Description of the task —
When a line contains the string "title", it counts once; give the total of such lines in the entries below and nothing else.

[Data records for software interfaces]
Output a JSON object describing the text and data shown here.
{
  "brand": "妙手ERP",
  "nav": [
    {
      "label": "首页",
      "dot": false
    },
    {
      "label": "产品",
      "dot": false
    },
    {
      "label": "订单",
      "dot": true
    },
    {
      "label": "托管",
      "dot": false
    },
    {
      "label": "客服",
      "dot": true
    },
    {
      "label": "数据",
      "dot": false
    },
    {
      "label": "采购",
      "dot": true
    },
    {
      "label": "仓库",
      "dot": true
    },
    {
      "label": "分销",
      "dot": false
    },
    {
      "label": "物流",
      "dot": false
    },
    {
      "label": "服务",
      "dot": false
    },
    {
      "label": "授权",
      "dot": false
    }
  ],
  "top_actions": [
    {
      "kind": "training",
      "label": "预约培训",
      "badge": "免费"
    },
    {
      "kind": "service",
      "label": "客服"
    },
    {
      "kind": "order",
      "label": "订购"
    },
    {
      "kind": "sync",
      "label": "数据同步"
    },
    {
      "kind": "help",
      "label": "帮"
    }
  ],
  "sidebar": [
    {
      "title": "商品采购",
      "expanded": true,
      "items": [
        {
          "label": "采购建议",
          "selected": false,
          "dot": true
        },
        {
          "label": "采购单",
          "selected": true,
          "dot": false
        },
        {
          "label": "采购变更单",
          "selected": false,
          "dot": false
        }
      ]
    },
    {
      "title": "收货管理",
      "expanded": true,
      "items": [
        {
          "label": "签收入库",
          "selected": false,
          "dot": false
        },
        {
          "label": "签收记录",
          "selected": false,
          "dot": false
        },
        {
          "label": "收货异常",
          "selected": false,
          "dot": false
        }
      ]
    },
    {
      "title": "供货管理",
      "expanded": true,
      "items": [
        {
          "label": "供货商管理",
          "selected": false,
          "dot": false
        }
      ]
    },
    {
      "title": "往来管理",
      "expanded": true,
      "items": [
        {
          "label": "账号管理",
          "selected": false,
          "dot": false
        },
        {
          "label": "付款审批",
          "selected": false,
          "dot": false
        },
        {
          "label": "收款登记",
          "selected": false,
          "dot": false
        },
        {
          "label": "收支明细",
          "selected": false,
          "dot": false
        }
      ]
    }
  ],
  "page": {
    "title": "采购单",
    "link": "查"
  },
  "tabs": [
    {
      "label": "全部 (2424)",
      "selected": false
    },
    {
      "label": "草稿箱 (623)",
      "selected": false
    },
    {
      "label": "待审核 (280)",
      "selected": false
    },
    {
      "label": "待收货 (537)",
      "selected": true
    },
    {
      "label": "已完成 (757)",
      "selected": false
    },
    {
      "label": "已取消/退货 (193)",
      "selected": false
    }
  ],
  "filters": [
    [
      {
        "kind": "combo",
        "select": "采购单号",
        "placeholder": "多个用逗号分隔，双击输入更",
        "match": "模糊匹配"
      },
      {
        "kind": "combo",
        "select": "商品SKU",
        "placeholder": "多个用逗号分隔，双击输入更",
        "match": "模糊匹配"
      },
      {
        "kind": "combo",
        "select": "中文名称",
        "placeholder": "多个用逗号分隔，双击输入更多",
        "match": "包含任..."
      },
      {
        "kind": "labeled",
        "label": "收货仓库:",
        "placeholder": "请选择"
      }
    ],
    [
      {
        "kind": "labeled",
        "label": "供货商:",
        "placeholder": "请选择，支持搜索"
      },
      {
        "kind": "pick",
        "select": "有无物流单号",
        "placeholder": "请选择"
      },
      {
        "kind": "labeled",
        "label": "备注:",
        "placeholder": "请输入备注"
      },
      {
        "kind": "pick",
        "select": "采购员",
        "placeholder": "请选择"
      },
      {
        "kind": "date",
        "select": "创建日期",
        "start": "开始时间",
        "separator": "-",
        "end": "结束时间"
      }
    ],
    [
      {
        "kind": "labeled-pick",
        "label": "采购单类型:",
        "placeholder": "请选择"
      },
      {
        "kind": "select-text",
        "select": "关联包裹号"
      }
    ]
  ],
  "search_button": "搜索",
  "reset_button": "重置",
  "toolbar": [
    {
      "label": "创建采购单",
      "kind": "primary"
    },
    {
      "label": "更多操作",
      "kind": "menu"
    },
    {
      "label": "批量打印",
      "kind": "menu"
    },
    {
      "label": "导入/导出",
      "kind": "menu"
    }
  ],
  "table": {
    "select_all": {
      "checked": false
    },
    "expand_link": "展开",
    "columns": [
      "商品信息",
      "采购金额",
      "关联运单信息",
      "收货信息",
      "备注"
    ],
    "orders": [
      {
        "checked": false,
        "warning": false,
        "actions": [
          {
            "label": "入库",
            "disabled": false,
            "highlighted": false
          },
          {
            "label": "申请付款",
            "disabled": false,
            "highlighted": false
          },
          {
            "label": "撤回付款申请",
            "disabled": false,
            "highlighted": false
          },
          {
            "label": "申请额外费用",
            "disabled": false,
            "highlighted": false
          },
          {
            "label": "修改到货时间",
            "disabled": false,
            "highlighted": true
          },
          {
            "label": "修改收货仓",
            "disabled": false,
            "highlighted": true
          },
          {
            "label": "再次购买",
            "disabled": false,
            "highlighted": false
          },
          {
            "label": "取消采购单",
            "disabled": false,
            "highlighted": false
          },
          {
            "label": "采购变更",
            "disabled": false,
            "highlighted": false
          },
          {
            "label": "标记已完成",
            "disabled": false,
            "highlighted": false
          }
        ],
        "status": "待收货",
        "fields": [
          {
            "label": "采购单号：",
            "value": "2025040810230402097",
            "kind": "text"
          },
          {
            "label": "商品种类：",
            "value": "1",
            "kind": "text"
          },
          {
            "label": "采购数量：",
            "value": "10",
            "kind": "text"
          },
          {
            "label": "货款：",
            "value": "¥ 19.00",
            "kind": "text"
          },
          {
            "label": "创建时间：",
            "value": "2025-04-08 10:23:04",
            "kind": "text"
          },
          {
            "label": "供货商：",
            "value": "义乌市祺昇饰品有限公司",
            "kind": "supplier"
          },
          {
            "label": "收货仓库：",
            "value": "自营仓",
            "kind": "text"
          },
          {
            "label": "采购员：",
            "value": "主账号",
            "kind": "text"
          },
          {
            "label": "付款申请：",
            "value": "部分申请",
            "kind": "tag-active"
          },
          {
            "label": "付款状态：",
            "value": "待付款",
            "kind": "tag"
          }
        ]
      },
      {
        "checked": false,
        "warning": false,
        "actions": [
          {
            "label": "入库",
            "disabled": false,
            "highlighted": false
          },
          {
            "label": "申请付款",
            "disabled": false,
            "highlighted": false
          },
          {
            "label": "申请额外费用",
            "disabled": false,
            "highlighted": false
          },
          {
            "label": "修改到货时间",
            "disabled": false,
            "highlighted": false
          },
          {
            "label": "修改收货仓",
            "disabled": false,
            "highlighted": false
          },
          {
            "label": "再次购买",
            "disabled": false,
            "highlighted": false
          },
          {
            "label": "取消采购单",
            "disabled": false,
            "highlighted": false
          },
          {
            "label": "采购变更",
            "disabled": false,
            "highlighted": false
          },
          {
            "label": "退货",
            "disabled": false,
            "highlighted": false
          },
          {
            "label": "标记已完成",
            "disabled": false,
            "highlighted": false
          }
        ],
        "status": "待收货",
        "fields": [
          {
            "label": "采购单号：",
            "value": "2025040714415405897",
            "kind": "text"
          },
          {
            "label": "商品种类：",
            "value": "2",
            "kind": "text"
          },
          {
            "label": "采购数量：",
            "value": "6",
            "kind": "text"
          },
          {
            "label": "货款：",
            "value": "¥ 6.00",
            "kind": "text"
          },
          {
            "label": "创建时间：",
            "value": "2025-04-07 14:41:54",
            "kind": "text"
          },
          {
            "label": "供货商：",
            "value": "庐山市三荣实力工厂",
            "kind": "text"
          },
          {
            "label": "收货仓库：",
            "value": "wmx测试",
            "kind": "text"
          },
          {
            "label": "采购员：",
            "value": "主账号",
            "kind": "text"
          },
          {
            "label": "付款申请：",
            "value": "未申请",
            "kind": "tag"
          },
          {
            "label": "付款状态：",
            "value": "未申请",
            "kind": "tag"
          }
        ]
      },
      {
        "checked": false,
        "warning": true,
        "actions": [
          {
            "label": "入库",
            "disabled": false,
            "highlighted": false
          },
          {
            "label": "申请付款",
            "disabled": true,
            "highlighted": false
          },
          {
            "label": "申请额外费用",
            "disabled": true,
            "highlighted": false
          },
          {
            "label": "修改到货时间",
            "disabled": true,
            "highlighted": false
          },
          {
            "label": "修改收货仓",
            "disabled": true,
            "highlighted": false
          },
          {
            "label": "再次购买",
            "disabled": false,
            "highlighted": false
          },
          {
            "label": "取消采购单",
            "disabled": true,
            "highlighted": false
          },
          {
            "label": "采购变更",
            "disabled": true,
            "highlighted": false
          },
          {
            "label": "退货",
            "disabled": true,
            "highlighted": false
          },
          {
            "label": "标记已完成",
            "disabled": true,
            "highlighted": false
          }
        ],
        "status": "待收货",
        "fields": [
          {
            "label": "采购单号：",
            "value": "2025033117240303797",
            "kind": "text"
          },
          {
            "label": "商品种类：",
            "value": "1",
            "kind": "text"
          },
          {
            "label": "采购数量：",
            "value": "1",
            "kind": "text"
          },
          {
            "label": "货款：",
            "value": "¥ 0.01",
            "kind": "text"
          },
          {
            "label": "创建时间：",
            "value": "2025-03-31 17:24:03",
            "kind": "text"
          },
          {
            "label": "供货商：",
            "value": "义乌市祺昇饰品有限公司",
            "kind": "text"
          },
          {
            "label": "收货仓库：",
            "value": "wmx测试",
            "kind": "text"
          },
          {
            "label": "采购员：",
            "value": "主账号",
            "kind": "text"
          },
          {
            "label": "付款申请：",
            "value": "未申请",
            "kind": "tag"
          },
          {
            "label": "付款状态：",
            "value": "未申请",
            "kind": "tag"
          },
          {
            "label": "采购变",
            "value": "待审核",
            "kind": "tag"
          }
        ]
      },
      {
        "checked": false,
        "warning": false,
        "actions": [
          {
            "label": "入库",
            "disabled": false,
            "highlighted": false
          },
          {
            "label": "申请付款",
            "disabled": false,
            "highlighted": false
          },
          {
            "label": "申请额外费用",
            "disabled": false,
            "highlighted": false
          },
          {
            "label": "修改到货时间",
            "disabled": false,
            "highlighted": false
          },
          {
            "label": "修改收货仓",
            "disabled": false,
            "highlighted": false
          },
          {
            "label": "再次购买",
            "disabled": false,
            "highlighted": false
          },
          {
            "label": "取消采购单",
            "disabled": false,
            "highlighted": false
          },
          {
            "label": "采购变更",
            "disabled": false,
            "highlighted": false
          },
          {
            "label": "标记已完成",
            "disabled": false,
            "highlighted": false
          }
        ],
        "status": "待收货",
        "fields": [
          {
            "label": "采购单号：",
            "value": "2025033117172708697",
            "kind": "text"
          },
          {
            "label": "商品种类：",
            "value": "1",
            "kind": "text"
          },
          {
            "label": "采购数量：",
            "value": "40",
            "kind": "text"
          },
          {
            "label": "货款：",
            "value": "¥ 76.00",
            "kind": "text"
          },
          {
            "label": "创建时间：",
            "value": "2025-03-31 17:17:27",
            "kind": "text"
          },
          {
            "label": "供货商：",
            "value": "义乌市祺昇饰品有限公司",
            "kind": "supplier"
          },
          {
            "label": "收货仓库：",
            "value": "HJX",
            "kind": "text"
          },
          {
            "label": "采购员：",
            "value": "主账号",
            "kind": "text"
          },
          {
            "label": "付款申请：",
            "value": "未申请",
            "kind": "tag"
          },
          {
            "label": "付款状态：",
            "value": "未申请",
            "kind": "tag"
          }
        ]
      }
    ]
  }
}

Exercise solution —
5